Monthly Archives: May 2016
Understanding the eye
To understand how contact lenses work, you first need to understand a little about the eye. At its most basic, light reflects off an object and passes through the cornea, the transparent covering of the eye. Next it travels to the pupil, the black part of the eye, and then through the lens, which focuses the rays on the retina at the back of the eye.
The retina is filled with things called rods and cones and these take the light and convert it to electrical impulses which are then sent to the brain for processing. When you get blurred vision, this is due to something called ‘refractive errors’ and is when the shape of the eye stops the light reaching the retina directly and leads to distortion.
Fixing those errors
So to fix those errors, we use a tiny plastic lens that corrects them by creating a film that makes contact with the eye (hence – contact lenses). They work in the same way as glasses to focus the light on the retina and allow the eye to work properly. There are a number of different types of errors that leads to different problems and require different prescriptions to correct.
Myopia or near-sightedness is where object far away appear blurred while objects close by seem clear. This happened when the light entering the eye isn’t correctly focused and is caused by the shape of the eye. This is one of the most common conditions and there are various contact lenses that correct it.
Hyperopia or farsightedness is the opposite, where items close by are blurred but those further away are clear. Again, this is relatively common and there are lots of lenses to correct it.
Presbyopia is an age-related condition similar to hyperopia where items close by become blurry but comes from a different cause. While hyperopia comes from the shape of the eye, presbyopia comes from the eye lens hardening with age. To correct the condition, multifocal lenses are often used as they can clear both the near and the far blurriness.

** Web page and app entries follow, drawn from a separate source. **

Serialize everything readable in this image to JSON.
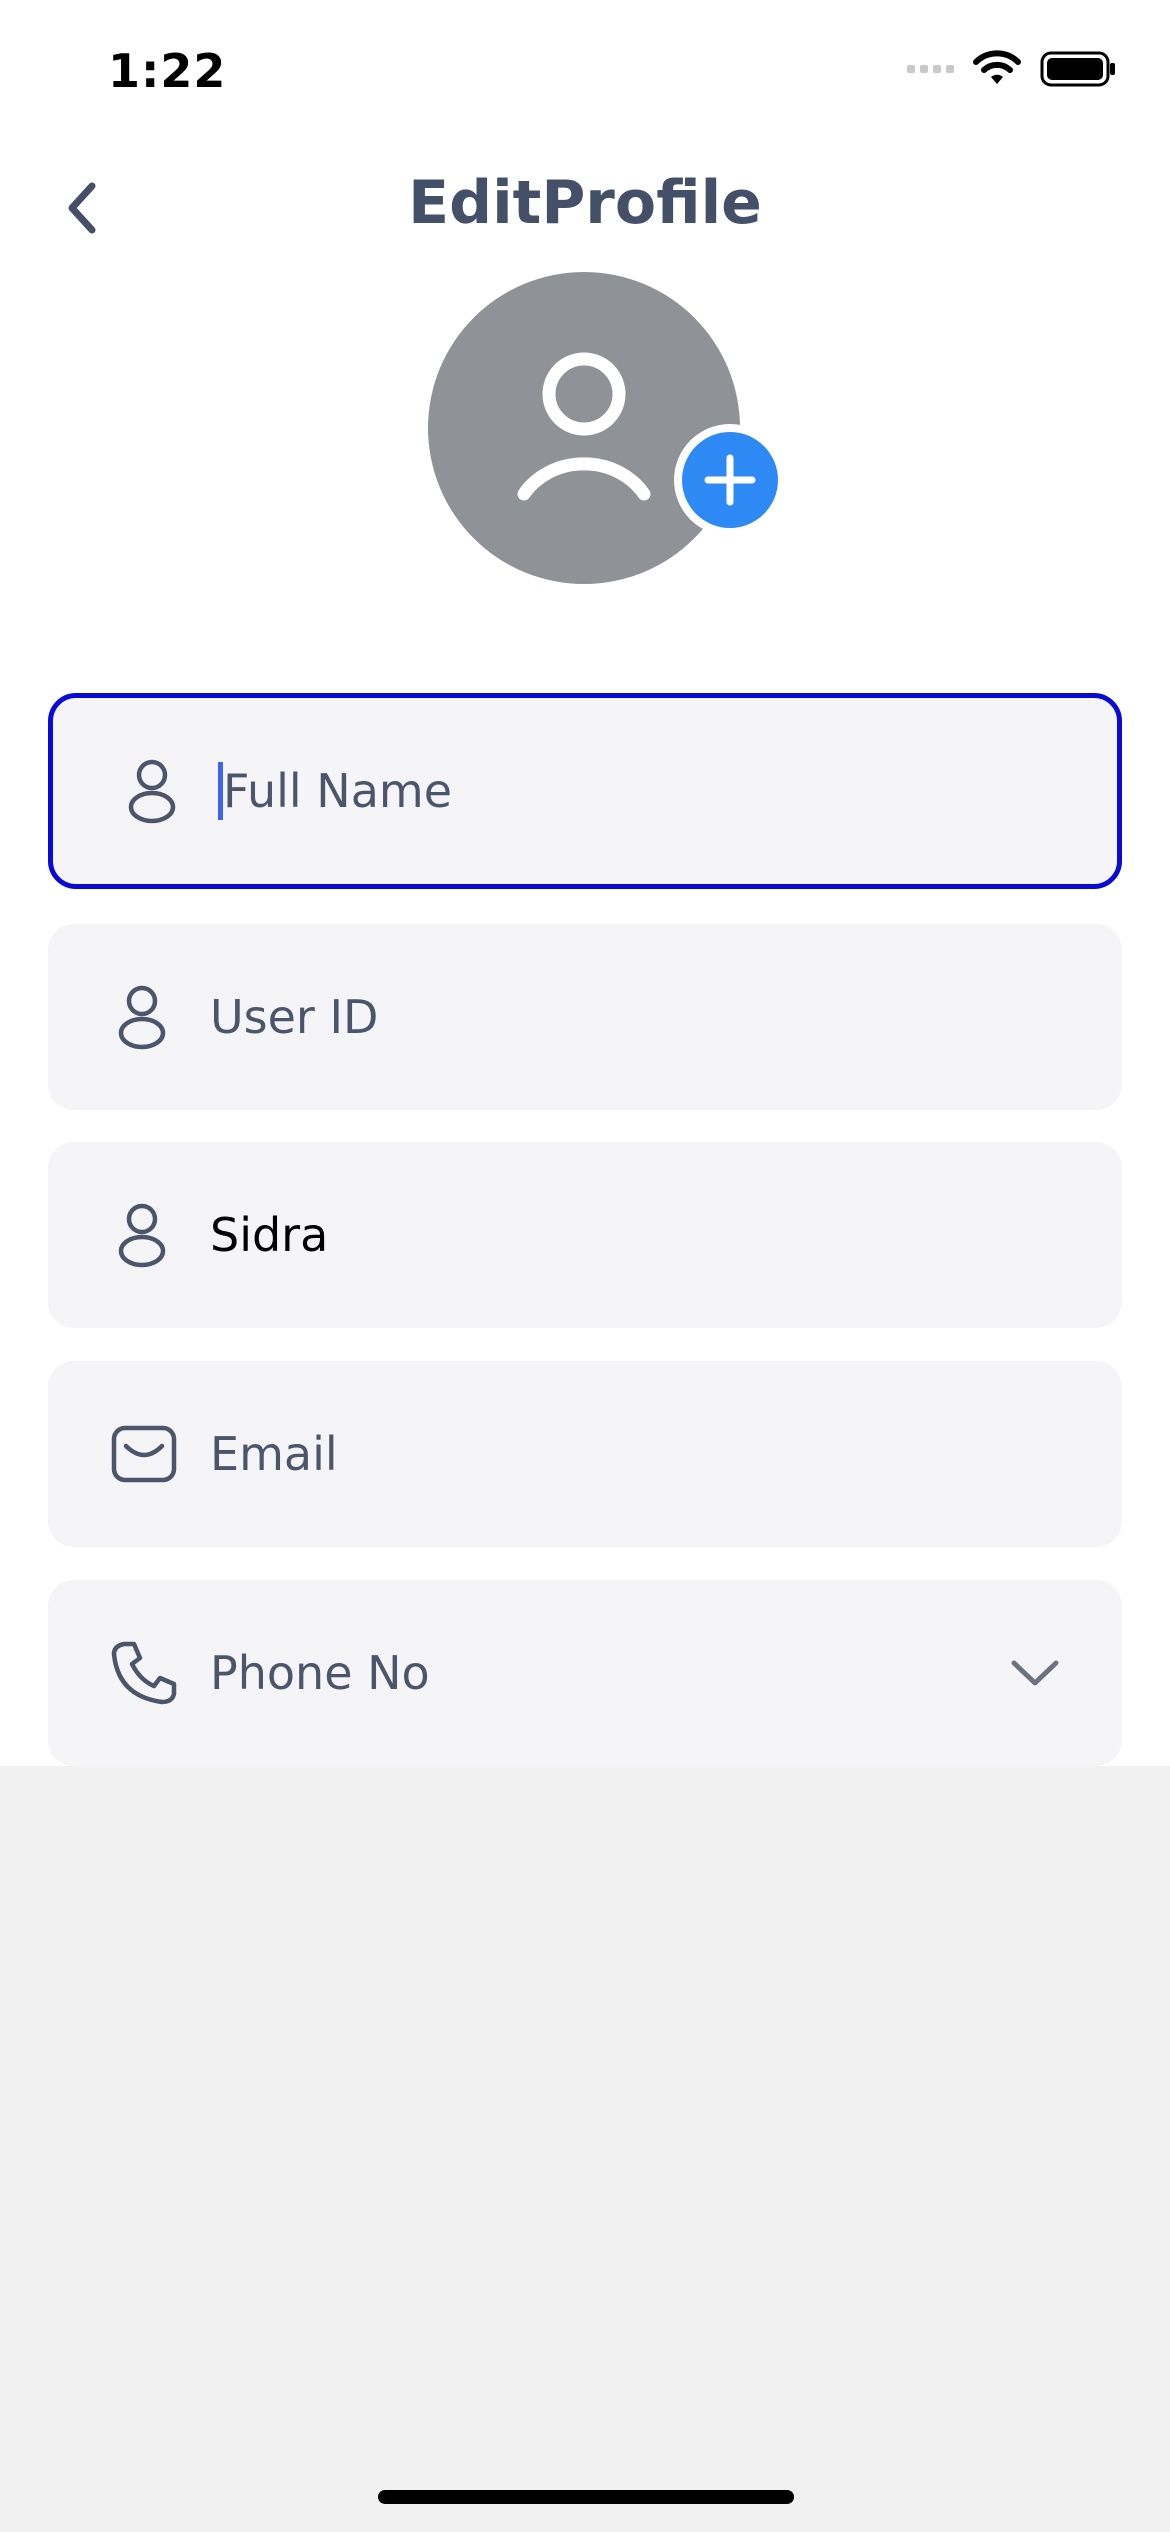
{
  "status_bar": {
    "time": "1:22"
  },
  "header": {
    "title": "EditProfile"
  },
  "fields": {
    "full_name_placeholder": "Full Name",
    "user_id_placeholder": "User ID",
    "name_value": "Sidra",
    "email_placeholder": "Email",
    "phone_placeholder": "Phone No"
  },
  "icons": {
    "back": "chevron-left-icon",
    "avatar": "user-icon",
    "add": "plus-icon",
    "email": "mail-icon",
    "phone": "phone-icon",
    "dropdown": "chevron-down-icon"
  },
  "colors": {
    "title": "#435067",
    "accent": "#2f89f5",
    "focus_border": "#0a0ad6",
    "field_bg": "#f5f5f7"
  }
}
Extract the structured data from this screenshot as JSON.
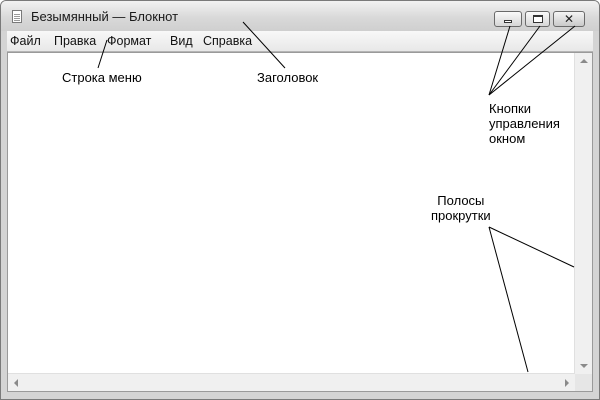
{
  "window": {
    "title": "Безымянный — Блокнот",
    "close_glyph": "✕"
  },
  "menu": {
    "items": [
      "Файл",
      "Правка",
      "Формат",
      "Вид",
      "Справка"
    ]
  },
  "annotations": {
    "menu_bar": "Строка меню",
    "title": "Заголовок",
    "window_buttons": [
      "Кнопки",
      "управления",
      "окном"
    ],
    "scrollbars": [
      "Полосы",
      "прокрутки"
    ]
  },
  "icons": {
    "app": "notepad-icon",
    "minimize": "minimize-icon",
    "maximize": "maximize-icon",
    "close": "close-icon"
  }
}
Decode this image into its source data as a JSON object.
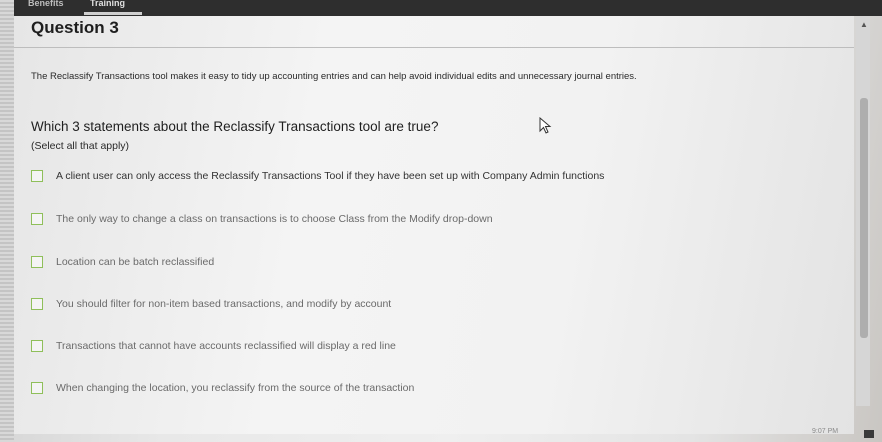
{
  "nav": {
    "tabs": [
      "Benefits",
      "Training"
    ],
    "active_tab": "Training"
  },
  "question": {
    "title": "Question 3",
    "intro": "The Reclassify Transactions tool makes it easy to tidy up accounting entries and can help avoid individual edits and unnecessary journal entries.",
    "prompt": "Which 3 statements about the Reclassify Transactions tool are true?",
    "hint": "(Select all that apply)"
  },
  "options": [
    "A client user can only access the Reclassify Transactions Tool if they have been set up with Company Admin functions",
    "The only way to change a class on transactions is to choose Class from the Modify drop-down",
    "Location can be batch reclassified",
    "You should filter for non-item based transactions, and modify by account",
    "Transactions that cannot have accounts reclassified will display a red line",
    "When changing the location, you reclassify from the source of the transaction"
  ],
  "taskbar": {
    "time": "9:07 PM"
  },
  "colors": {
    "checkbox_border": "#8fbf5a",
    "nav_bg": "#2e2e2e"
  }
}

Finally, astigmatism is a condition where the irregular shape of the cornea or the lens stops the eye from focusing the light on the retina. A special category of lens is used to correct this condition, called a toric contact lens. Often, an image of a ball can be used to visualise the different – a sphere lens is like a beach ball where a toric lens is more like a rugby ball. An example of lenses to correct this condition are the Biofinity Toric lens.